Since CEOs need demand for their company stock to keep the price high (and keep the board happy), they obliged these fund investors by pushing to meet short-term earnings growth to increase the rationale for a higher P/E multiple. As a result, their decision process became somewhat perverted towards hitting every quarterly target they promised to Wall St. and the fund managers.

This perversion drove managers working for the CEOs onto a slippery slope of buying and selling things that had substantially higher risk profiles than they were used to, and many hidden risks that have only recently come to light. Altruistically in most cases, but not all.

The CEO was OK with this as A) it was driving earnings growth; and B) they were “trusting” their expert managers and consultants (who were also paid handsomely for making recommendations to participate in such behaviors).
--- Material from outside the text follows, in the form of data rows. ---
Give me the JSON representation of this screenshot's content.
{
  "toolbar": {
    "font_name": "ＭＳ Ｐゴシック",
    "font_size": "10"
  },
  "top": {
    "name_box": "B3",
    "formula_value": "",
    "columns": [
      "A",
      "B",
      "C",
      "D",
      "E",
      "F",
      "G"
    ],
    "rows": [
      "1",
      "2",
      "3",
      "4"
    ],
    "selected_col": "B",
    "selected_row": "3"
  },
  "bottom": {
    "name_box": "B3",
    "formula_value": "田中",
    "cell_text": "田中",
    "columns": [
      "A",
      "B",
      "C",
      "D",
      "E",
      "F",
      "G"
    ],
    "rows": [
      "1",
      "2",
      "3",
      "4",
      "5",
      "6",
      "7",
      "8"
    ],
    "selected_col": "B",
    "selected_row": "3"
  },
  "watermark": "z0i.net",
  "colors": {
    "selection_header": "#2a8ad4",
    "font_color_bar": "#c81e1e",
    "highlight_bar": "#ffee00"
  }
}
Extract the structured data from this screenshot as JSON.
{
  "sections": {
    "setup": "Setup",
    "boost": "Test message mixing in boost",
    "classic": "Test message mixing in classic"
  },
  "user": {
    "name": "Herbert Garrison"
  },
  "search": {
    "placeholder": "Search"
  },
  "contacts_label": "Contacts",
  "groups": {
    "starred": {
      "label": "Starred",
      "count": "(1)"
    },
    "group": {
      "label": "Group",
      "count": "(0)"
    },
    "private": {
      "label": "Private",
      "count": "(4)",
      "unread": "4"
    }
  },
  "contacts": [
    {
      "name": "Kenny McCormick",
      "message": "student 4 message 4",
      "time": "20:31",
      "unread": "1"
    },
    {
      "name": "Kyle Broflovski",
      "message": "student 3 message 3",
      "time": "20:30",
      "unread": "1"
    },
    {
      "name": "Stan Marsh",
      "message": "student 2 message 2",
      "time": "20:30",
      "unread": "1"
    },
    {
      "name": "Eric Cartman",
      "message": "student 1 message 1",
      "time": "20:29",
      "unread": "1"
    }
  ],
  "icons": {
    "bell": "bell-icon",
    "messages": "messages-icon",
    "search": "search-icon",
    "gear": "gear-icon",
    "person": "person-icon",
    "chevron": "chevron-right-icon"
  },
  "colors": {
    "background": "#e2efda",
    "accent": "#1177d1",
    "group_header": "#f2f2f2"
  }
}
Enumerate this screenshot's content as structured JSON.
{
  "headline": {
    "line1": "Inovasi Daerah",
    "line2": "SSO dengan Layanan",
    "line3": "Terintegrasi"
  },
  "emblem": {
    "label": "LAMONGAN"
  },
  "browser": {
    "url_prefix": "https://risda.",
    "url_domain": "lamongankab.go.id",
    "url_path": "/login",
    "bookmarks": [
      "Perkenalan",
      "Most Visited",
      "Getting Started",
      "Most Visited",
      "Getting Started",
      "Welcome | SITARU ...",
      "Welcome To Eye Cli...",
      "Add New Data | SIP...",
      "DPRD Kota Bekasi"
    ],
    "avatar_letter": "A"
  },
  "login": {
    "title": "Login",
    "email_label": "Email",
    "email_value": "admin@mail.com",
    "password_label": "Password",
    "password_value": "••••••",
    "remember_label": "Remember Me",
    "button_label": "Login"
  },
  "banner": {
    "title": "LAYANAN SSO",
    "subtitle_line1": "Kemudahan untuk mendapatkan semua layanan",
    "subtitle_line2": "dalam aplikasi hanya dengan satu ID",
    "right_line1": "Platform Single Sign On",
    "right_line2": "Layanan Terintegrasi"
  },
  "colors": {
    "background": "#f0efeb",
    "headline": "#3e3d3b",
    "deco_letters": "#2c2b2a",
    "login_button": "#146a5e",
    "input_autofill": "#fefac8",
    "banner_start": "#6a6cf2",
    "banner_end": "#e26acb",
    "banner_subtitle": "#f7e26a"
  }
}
The fund managers were OK keeping a blind eye to this, as long as the returns for their fund were above average.

You and I were happy as long as our investment portfolios were rising in value.

In short, we all got too focused on the WRONG metric of short-term growth in stock prices. It’s the same thing that happened in the dot-bomb era, only with a different rationale. Only this time, we managed to ensnare millions of homeowners in the process, destabilizing their confidence in spending. This, in turn, destabilized the climate for corporate investments, and increased layoffs. Thus the viscous cycle we’re in now.

I raise this as an example of how seriously wrong things can go if we’re not focused on the right metrics.

The answer isn’t higher levels of government oversight and regulation. It’s higher levels of transparency in companies reporting what they’re doing to hit earnings targets, combined with a closer monitoring of their productivity in generating organic growth. And it’s paying more attention to the leading indicator metrics of consumer behavior – security, liquidity, and confidence.

Just like many of our businesses, it often takes a knock upside the head for us to realize that we slowly lost focus on the right metrics.